With school ending this month, thousands of children will be attending New York camps for a summer of swimming, sports and building life skills. But how do you know the camp you are choosing for your child is safe? The American Camp Association, NY and NJ offers parents some quick tips to ensure you are choosing the safest summer camp possible for your children this summer.
- Licensed by the Department of Health – Many parents don’t realize that there are over 10,000 unlicensed summer camps in New York State, which means there is no oversight by the Department of Health. These camps aren’t being checked for a wide range of safety standards including checking the state sex offender registry prior to hiring staff, maintaining minimum staff to child ratios, hiring medical personnel, maintaining vaccination records and reporting illnesses to the Department of Health. In light of the measles outbreak, parents at a minimum should be choosing a licensed summer camp that keeps vaccination records of campers and must report a measles case to the Department of Health.

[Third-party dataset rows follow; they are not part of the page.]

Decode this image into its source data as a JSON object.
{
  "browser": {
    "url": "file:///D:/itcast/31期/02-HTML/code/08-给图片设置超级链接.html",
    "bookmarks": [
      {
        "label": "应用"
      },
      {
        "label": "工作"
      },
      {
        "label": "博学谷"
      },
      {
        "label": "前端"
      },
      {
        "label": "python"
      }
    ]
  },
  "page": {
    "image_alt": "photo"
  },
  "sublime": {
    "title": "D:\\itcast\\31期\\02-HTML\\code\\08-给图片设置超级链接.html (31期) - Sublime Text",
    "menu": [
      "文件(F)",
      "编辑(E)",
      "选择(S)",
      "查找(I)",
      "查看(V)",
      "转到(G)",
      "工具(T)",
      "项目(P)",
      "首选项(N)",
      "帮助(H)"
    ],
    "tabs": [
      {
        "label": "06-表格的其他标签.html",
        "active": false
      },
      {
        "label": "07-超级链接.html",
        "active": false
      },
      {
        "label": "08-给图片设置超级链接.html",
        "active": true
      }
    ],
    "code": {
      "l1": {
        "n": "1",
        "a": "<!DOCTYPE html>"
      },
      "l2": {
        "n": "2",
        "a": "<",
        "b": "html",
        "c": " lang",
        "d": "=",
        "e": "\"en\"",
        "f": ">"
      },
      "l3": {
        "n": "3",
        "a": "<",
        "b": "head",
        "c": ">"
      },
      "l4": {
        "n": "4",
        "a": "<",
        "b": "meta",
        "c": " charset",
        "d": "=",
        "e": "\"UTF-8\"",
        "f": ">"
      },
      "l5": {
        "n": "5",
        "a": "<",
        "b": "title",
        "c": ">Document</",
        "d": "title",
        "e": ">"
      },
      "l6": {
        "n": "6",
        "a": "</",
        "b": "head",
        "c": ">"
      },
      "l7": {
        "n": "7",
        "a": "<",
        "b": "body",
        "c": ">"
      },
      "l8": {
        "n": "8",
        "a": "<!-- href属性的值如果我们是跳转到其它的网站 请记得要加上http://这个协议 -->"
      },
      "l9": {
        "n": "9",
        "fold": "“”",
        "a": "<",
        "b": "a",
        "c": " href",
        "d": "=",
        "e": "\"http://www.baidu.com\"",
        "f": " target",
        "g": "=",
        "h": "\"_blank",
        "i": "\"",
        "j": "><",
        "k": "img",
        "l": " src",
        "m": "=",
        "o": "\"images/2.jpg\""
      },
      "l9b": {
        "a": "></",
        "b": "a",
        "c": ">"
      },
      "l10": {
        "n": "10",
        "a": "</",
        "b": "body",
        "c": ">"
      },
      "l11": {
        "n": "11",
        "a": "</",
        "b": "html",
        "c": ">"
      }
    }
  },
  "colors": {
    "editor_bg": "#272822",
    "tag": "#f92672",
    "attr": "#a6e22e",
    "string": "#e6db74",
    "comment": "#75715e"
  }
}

- Measles – Find out what your camp is doing about the US measles outbreak. Are they accepting unvaccinated children? Do all children need to be vaccinated to attend? Do they keep vaccination records? Each camp has a different policy and it’s important to find out what it is before sending your child to camp. Unregulated summer camps don’t need to report illnesses and aren’t required to keep vaccination records as regulated summer camps do.
- Camp Director – One of the most important parts of researching a camp is looking at who the camp director is. Don’t choose a camp without speaking with the camp director. Parents should inquire about the camp director’s background and if he or she is a year round camp professional or a seasonal employee.
- Staff Composition – Inquire about a camp’s staff composition. Ask about who is caring for your child. Ask about age of staff, experience, pre-season and on-going staff training, background checks, staff ratios, the interview process, camper-staff ratios, work history checks, and character references. Unregulated summer camps aren’t required to do background checks or maintain minimum staff to child ratios.
- Medical Staff– Ask if there is a doctor or nurse in residence or on call for campers at all times. Parents want to also make sure the camp has epi-pens and automated external defibrillators (AEDs) on site and that the camp employs staff members trained to use them. Keep in mind that unlicensed summer camps don’t need to have medical staff.
- Safety procedures – Ask about the safety measures that are in place. These can include inquiring about active shooter plans, emergency plans for natural disasters or evacuations, security guards, staff screening procedures, and instructor qualifications.
- Accreditation – Camps that choose to become Accredited by the American Camp Association go above a state’s basic licensing requirements and address specific areas of programming, personnel, health care, emergency response, management practices and youth development. Choosing an accredited camp is a parent’s best evidence of a camp’s commitment to a safe program.
Happy Days of summer!